A coalition of charities is demanding baby milk be treated like tobacco and subjected to a total advertising ban.
The charities want women to get impartial information
The National Childbirth Trust, Save The Children and Unicef say the current partial ban is not enough, and parents have been left confused.
They want the government to extend a ban on infant milk adverts to include "follow-on" milks for older babies.
England's policy on the promotion of formula milk is currently being reviewed by the Food Standards Agency.
At present, companies are not allowed to advertise formula milk for babies under six months.
But they are allowed to promote so-called follow-on milks, a range for children aged between six months and two years.
The charities accuse baby milk companies of using their follow-on milks to promote their products for younger infants by giving them the same name and logo so as to make them "virtually indistinguishable" to parents.

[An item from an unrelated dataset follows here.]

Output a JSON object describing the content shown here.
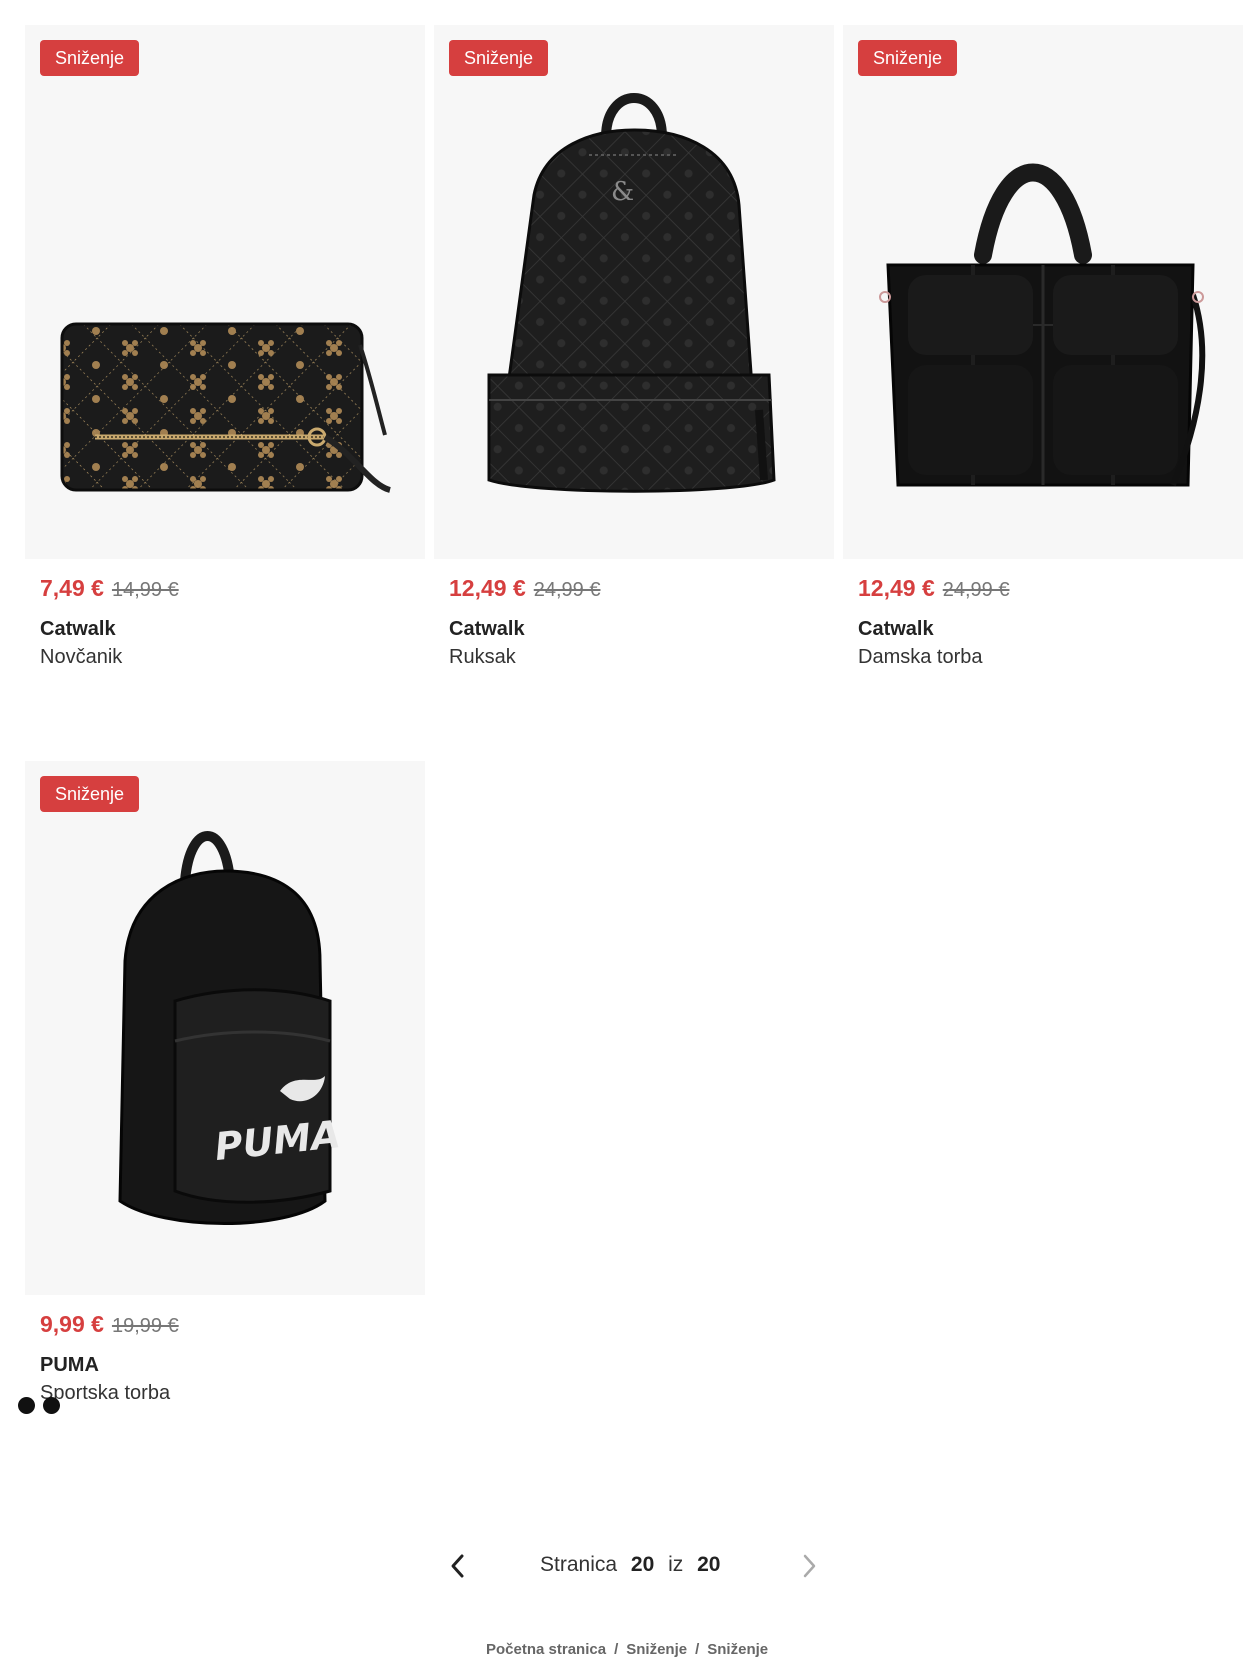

"In similar ways to how tobacco companies found their way through loopholes in legislation restricting the advertising of cigarette promotion, formula milk companies are finding ways to exploit ambiguity in the law and to continue aggressively marketing their products to parents," says Belinda Phipps of the NCT.
'Sense of guilt'
The World Health Organization recommends that babies are given breast milk exclusively for the first six months, and that a mother should continue to breastfeed up to the age of two years.
The charities note that those children who are breastfed are better protected from infections and potentially from even more serious conditions later on in life.
At present, some 76% of UK mothers start out breastfeeding - up 7% from 2000.
However most move on to formula within weeks, and fewer than half still breastfeed by the time their child is six weeks old.
By six months, only 25% of mothers are breastfeeding at all.
But Dr Ellie Lee of the University of Kent who has researched women's experiences of infant feeding said the impact of advertising on the decision to switch from breast to bottle was "negligible".
In a study of mothers commissioned by The Infant and Dietetic Foods Association (IDFA), Dr Lee found that the decision to bottle feed was a "pragmatic decision based on personal circumstances".
"Some do it because of the pain of feeding or so they can feed their child at more regular intervals, some so they can share responsibility for feeding the baby, others because they are thinking of going back to work.
"Many mothers feel an immense sense of guilt and failure when they move on to the bottle, and this latest debate about advertising is likely to make them feel even worse."
It has also been suggested that the increasing reluctance of health professionals to discuss formula milk as an option may mean some parents are not aware of the thorough sterilisation of feeding equipment that is needed to limit the risk of infection.
The Food Standards Agency is currently working on new regulations for the promotion of formula milk which would take into account the latest EU directive.
The charities involved in the report want the FSA to agree to a ban, noting that the new European recommendations in particular stress that information on formula "should not counter the promotion of breast feeding".
It is unclear whether a ban is likely, but it is thought that companies will no longer be able to make claims about similarity to breast milk on their packets under new restrictions.
A number of companies have slogans such as "even closer to breast milk", "the closest to breast milk" on their packaging, pointing to the fatty acids and probiotic bacteria found in breast milk that are included in the ingredients.